“I think when the technology was introduced first and we could get like things like telemetry data in real time, this was so exciting when we didn’t have it before. And unfortunately, although it was wonderful, now we’re dealing with the hangover of that, which is maintaining and storing this data, so I think two really, really good, well-made points: we have to be disciplined and go on maybe a bit of a data diet and not just constantly collect it.”
To wind up the session, Sheridan asked what factors panelists see that stifles their ability to innovate.
“One of the things that I’m seeing is there’s a certain what I would call flatness – it’s almost a sameness of living every day and working every day and the question is, how do we inspire people,” Cane said. “They’re really becoming so insular. How do you create energy and excitement and really be giving people not only permission, but the incentive to start to think outside the box?”

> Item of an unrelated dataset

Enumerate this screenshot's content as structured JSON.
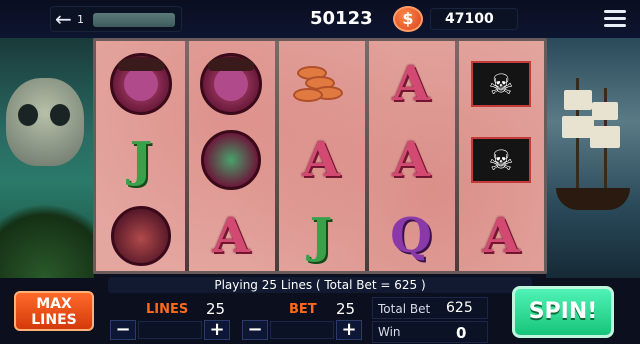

“The narrowness of focus is certainly one of them and certainly what we’ve tried to do in order to create that excitement or create that innovation is bringing people together from various parts of the organization to come up with, we’re calling them pivot plans, but I guess you could call them anything,” Pugliese said. She pointed out that the future of work, with some people choosing to go into their offices and others who don’t want to commute, will be very different. “We’ve got these great virtual tools that we haven’t quite figured out yet. How do we use those to actually create engagement? I think I’ll call it the secret sauce that’s missing, regardless of what our future work is going to look like, that is going to be a requirement.”